● **Aim of the task**:
Word for word, repeat all the entries below, but without the pictures.

*** Opening Supplied information ***

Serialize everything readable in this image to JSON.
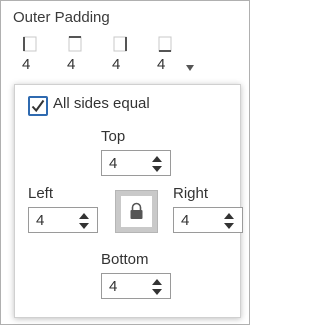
{
  "section": {
    "title": "Outer Padding"
  },
  "padding_sides": [
    {
      "side": "left",
      "icon": "left-padding-icon",
      "value": "4"
    },
    {
      "side": "top",
      "icon": "top-padding-icon",
      "value": "4"
    },
    {
      "side": "right",
      "icon": "right-padding-icon",
      "value": "4"
    },
    {
      "side": "bottom",
      "icon": "bottom-padding-icon",
      "value": "4"
    }
  ],
  "panel": {
    "all_sides_equal": {
      "label": "All sides equal",
      "checked": true
    },
    "top": {
      "label": "Top",
      "value": "4"
    },
    "left": {
      "label": "Left",
      "value": "4"
    },
    "right": {
      "label": "Right",
      "value": "4"
    },
    "bottom": {
      "label": "Bottom",
      "value": "4"
    },
    "lock_icon": "lock-icon"
  },
  "colors": {
    "accent": "#2f6ab0",
    "lock_bg": "#c9c9c9"
  }
}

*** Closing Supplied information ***

● **Exercise output**:
Serialize everything readable in this image to JSON.
{
  "section": {
    "title": "Outer Padding"
  },
  "padding_sides": [
    {
      "side": "left",
      "icon": "left-padding-icon",
      "value": "4"
    },
    {
      "side": "top",
      "icon": "top-padding-icon",
      "value": "4"
    },
    {
      "side": "right",
      "icon": "right-padding-icon",
      "value": "4"
    },
    {
      "side": "bottom",
      "icon": "bottom-padding-icon",
      "value": "4"
    }
  ],
  "panel": {
    "all_sides_equal": {
      "label": "All sides equal",
      "checked": true
    },
    "top": {
      "label": "Top",
      "value": "4"
    },
    "left": {
      "label": "Left",
      "value": "4"
    },
    "right": {
      "label": "Right",
      "value": "4"
    },
    "bottom": {
      "label": "Bottom",
      "value": "4"
    },
    "lock_icon": "lock-icon"
  },
  "colors": {
    "accent": "#2f6ab0",
    "lock_bg": "#c9c9c9"
  }
}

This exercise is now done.